This is huge, in terms of frugal wardrobe science. (Though I’m sure I’m not the first to make this discovery.) I had been thinking I needed to buy some shirts. Now I think maybe I just need another scarf or two.
Thursday, January 14, 2010
Note: We got our pizzas last night at one of those Little Caesar's that exist inside a K-Mart. But someone told me today that when they inquired at a regular LC's near their home, they were told that deal wasn't on there. I then checked with the corporate office, who responded that this special "would be at some stores, not all, because some of the stores are franchises with different specials."
Tuesday, January 12, 2010
Monday, January 11, 2010
Am I being selfish? Sure. But I’m guessing I’m not the only one who reuses shopping bags as trash bags. So my guess is that what actually happens if stores stop providing plastic bags is that they wind up selling more plastic trash bags.
End result: Same number of bags in the landfill. Just a transfer in who pays for them.
Sunday, January 10, 2010
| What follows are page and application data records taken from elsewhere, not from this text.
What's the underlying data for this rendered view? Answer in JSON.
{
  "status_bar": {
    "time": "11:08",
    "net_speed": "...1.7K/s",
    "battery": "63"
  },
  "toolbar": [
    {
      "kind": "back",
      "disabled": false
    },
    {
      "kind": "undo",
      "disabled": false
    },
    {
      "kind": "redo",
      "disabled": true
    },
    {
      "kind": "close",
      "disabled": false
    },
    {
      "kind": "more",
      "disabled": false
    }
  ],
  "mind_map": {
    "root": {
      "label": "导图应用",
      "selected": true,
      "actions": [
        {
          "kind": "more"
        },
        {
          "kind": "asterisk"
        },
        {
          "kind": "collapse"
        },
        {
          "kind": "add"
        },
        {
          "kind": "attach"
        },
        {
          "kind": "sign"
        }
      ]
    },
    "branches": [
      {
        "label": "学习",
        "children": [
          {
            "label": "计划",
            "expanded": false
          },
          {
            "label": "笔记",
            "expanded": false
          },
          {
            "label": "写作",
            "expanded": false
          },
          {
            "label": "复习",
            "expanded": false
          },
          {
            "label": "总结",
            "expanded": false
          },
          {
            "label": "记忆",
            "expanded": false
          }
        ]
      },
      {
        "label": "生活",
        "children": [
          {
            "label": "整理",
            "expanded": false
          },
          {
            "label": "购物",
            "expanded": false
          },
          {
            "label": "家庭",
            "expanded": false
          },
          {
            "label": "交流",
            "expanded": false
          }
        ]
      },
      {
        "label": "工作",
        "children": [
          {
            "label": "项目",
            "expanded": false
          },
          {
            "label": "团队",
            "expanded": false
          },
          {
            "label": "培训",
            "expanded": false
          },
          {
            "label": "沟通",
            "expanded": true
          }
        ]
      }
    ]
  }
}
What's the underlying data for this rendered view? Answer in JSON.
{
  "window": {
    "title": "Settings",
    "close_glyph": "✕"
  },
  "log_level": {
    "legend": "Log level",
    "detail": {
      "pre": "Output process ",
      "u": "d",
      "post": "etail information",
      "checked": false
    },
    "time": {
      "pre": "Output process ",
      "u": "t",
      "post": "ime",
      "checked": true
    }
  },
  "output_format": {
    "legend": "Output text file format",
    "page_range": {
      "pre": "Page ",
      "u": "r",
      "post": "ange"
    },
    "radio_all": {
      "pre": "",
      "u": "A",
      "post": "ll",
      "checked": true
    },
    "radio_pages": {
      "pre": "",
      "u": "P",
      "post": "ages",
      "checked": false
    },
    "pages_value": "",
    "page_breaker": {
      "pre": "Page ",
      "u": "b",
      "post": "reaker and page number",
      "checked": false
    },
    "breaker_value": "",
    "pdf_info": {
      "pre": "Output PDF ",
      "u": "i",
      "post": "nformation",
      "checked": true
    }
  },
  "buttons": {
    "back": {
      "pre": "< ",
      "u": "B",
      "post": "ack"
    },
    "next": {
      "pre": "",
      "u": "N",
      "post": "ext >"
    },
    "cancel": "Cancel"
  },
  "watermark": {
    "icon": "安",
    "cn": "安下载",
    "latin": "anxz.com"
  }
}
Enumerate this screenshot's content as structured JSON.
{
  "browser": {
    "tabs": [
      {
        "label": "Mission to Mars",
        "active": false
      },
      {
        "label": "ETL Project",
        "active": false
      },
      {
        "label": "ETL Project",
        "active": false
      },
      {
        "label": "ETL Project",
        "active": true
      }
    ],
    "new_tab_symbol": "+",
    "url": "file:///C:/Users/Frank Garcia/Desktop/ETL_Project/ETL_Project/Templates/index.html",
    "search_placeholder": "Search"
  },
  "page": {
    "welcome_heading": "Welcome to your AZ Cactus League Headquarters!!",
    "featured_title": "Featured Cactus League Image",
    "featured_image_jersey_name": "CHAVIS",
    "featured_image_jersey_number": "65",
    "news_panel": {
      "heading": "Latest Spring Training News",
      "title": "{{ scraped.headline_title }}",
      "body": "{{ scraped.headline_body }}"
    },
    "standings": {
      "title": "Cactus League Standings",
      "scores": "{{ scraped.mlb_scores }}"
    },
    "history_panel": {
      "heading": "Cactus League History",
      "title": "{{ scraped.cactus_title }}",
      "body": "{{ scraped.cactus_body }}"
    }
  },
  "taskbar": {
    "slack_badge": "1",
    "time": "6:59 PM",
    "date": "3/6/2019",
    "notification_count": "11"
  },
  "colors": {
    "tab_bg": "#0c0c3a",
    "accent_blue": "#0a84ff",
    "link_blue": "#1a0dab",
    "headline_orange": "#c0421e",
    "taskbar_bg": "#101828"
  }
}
In the meantime, I couldn’t help thinking of how Red Green would solve the problem: He’d run the phone cord through the hole in the window screen and plug it into the exterior phone jack -- no doubt covering it with a Wal-Mart bag or some other attractive material to protect it from the elements.
Speaking of “The Red Green Show,” here’s a web site that celebrates the same kind of hare-brained, duct-tape-oriented fixes:
Friday, January 8, 2010
Still, eventually, after weeks and months and possibly even years, carrots do start to decompose. So in an effort to use up this last bag, I made a carrot pie yesterday.
It wasn’t bad, though I should‘ve pureed the carrots instead of just mashing them like potatoes if I wanted to pull off the pumpkin pie imitation. If I’d served it warm at the table with whipping cream, it might have been more of a hit. Trouble was, it was late coming out of the oven and everybody was exhausted from playing in/and or shoveling the snow, so some people had already gone to bed when it appeared in the kitchen. (Also, everyone saw me cooking up carrots, so I couldn‘t lie about its origins.)
Even so, everyone eventually agreed to try it, and no one was repulsed. I took that as a positive sign, which means I’ll probably try it again -- perhaps this time on an unsuspecting audience.
At any rate, if you want the recipe I used (but failed to follow exactly), you can find it here:
Thursday, January 7, 2010
Layering doesn’t automatically save you money. The trick is to use an inexpensive veggie for your base layer. Carrots (the kind you peel yourself)are perfect. They‘re cheap to begin with, and I already had some lurking in the crisper. (Like, for weeks. It‘s amazing how long carrots "keep their figure," not to mention their crunch.) For the secondary layers, I used a green pepper (about 70 cents) and grape tomatoes ($2.50 a carton but I only used half the carton.) The accent relishes, arranged sparingly on top, were sweet pickles and black olives. I didn’t have any on hand, but I only used a few of each, so I’ll get a lot more use out of both purchases.
Note: If you plan to use pickles, be sure to drain them first so they don’t drip all over the other veggies!
Wednesday, January 6, 2010
Sunday, January 3, 2010
to retrieve a bottle of Ice Mountain from a case purchased on sale back home that we inadvertently left in the van. Did I mention it's only 2 degrees outside, and that I am not wearing a coat?
Needless to say, the water inside the bottle is mostly ice. (I make a note of this to the desk clerk, to ward off the possibility that she might try to charge me, in case she suspected I got this bottle from the refreshment stand.)